(Website and app data records)

▬▬▬▬▬▬

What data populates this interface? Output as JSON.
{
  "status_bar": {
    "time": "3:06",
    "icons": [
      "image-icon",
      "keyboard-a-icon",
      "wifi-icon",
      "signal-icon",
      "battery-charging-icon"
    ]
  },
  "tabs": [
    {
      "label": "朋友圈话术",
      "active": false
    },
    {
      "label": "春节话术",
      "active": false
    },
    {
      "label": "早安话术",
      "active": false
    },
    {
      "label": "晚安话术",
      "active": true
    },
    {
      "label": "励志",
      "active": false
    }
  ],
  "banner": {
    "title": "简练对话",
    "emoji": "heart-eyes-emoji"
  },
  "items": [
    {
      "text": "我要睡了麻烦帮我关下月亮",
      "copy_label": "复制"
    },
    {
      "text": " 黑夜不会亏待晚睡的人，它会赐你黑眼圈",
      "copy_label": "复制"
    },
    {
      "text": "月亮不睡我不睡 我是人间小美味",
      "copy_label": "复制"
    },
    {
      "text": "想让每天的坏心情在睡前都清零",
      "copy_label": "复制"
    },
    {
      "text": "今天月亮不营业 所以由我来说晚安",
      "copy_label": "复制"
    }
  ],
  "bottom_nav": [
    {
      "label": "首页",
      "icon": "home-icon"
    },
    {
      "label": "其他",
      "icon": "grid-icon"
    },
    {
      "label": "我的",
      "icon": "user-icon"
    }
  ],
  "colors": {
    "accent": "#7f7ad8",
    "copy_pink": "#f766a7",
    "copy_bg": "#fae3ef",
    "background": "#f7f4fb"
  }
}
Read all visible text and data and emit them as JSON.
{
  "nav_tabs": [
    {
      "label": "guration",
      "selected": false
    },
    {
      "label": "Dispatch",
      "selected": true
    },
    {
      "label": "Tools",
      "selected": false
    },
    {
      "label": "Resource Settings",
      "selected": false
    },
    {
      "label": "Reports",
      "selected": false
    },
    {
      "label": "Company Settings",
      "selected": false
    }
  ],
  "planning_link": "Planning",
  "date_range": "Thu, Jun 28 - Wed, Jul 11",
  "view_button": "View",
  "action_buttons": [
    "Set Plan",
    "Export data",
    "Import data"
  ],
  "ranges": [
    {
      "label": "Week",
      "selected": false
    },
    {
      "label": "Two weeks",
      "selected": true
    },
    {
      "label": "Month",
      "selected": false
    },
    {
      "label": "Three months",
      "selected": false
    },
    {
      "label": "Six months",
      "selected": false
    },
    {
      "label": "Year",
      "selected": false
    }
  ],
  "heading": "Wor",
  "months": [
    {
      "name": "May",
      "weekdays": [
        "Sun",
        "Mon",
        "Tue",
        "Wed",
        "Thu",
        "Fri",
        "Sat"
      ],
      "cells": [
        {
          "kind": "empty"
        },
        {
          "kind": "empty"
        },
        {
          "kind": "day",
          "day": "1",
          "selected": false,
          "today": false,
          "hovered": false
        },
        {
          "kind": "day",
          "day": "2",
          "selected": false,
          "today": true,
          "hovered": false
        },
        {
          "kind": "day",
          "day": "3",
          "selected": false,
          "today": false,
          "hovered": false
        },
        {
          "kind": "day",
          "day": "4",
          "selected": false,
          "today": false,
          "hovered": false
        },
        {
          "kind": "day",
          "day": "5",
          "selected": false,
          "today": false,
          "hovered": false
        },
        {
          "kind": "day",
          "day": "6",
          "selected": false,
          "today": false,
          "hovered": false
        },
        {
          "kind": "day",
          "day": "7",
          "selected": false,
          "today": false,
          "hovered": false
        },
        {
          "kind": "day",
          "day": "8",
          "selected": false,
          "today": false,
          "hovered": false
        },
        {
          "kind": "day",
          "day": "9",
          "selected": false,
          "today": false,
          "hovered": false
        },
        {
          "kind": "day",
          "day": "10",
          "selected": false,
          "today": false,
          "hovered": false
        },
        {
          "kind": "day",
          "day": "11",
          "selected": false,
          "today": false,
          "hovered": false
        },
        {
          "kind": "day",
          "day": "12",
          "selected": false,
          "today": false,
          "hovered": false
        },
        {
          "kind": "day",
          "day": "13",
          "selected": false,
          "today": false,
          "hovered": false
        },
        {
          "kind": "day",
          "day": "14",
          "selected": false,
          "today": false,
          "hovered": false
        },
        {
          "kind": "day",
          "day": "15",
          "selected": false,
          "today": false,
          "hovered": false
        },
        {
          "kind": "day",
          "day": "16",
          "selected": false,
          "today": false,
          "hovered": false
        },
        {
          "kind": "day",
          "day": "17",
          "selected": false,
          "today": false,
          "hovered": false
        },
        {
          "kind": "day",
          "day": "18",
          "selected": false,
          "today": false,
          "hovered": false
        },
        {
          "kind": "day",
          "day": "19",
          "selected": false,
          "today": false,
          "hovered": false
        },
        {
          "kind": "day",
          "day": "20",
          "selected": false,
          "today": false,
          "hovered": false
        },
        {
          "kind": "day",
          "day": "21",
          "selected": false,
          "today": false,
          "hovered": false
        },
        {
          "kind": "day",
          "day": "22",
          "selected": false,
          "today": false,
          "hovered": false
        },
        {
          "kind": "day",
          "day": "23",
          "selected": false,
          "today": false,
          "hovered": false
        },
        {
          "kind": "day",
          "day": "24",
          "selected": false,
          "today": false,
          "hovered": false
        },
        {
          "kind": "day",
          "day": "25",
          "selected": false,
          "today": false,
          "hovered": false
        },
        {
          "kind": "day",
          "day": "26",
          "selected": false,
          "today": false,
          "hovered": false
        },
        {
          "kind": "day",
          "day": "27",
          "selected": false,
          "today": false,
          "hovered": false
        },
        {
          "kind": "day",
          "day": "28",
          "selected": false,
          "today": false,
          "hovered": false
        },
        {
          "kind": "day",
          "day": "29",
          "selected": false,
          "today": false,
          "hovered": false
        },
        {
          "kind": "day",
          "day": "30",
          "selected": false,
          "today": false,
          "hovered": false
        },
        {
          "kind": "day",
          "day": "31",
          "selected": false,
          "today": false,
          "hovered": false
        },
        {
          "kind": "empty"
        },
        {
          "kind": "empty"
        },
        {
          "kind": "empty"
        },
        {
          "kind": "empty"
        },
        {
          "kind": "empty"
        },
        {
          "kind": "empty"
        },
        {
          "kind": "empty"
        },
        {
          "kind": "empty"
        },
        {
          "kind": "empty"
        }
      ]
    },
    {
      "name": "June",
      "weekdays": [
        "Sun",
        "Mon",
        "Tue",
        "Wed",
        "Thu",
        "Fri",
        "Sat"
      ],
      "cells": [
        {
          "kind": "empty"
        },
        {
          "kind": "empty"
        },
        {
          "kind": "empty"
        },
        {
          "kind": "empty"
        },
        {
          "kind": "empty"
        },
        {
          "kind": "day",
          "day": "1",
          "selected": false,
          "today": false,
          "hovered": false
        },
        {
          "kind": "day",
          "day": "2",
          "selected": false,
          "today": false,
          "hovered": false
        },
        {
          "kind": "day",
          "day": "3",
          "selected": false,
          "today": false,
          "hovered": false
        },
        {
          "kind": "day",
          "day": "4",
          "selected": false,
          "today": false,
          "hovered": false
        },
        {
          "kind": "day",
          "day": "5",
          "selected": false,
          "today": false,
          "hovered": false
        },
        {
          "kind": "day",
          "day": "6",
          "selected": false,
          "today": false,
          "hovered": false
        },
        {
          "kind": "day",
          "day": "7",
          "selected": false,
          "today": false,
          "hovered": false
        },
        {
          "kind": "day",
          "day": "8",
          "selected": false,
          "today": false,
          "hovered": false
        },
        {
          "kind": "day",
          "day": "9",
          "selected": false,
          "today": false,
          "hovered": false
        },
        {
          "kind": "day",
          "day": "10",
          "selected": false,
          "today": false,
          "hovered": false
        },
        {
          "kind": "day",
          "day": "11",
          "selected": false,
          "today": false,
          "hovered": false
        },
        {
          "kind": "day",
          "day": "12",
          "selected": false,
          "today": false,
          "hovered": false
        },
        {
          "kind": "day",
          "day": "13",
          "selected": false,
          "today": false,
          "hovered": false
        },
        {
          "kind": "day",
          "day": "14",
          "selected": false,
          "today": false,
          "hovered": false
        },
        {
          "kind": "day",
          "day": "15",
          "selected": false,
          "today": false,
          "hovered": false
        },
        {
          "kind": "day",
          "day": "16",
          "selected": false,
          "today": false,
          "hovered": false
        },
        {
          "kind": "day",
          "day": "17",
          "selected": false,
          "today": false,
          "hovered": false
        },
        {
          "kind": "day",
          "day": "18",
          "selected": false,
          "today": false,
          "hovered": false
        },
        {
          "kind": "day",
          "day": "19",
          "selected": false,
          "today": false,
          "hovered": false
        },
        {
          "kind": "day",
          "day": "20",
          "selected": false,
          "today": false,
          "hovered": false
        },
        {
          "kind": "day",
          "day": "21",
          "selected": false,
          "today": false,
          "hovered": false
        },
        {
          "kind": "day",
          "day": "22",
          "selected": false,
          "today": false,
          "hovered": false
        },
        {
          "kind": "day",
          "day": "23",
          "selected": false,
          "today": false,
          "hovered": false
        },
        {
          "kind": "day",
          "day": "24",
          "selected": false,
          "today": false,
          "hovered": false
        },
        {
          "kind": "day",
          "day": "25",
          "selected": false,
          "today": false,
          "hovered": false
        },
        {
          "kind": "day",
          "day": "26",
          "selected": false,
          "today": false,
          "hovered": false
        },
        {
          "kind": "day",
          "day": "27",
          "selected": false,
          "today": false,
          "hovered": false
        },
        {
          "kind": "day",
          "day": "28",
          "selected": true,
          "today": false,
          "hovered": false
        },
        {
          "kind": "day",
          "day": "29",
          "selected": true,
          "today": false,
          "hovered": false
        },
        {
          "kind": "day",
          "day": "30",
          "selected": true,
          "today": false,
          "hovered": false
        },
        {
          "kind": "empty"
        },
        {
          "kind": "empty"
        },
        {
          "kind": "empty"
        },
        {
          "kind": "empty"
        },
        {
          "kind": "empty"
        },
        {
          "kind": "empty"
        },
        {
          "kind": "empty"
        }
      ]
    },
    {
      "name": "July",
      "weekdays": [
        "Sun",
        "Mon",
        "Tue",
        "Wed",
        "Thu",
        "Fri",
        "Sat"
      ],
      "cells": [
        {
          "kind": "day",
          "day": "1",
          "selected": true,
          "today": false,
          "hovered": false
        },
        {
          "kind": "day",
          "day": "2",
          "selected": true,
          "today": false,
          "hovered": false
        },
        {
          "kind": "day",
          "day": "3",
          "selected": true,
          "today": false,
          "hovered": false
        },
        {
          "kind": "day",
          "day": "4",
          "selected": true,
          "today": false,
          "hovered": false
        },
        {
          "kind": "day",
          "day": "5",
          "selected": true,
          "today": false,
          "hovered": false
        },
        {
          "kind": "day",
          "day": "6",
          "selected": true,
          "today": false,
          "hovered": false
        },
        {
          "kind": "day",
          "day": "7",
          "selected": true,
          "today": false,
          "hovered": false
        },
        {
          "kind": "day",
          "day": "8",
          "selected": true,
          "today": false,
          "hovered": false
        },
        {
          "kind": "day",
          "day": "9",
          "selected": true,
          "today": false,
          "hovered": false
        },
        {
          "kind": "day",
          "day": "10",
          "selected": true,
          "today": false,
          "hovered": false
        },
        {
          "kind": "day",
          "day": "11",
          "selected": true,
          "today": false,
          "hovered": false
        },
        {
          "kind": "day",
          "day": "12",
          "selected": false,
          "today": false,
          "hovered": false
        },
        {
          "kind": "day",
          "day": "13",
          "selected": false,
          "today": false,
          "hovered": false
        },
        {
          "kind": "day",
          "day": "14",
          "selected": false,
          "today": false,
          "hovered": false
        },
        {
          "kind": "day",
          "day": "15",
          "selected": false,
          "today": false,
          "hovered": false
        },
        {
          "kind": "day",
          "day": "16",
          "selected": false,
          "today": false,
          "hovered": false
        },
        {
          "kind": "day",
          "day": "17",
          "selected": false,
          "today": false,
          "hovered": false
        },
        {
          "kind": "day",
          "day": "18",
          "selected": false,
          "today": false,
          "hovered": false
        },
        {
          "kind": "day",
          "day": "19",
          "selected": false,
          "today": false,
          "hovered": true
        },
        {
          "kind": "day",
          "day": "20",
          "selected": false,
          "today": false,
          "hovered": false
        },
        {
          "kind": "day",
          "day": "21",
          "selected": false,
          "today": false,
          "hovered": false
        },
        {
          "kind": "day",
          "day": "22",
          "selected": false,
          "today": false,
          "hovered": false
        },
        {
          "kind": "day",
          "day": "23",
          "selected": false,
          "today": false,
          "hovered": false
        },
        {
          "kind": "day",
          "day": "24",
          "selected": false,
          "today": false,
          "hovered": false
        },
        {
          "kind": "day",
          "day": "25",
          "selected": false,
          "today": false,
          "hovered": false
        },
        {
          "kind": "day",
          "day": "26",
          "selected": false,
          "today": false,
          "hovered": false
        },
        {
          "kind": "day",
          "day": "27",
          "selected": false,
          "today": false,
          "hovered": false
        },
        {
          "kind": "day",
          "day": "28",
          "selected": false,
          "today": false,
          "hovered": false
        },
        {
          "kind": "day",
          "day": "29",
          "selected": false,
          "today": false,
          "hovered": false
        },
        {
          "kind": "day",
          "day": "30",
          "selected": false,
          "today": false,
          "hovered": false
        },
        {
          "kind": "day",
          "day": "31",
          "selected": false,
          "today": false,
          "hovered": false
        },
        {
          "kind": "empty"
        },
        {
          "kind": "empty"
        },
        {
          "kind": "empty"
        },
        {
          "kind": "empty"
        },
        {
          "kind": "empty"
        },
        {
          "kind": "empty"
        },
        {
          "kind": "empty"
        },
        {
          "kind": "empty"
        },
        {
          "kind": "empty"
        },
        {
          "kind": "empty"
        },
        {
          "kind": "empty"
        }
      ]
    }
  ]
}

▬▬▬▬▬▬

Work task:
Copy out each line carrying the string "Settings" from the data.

Problem solution:
      "label": "Resource Settings",
      "label": "Company Settings",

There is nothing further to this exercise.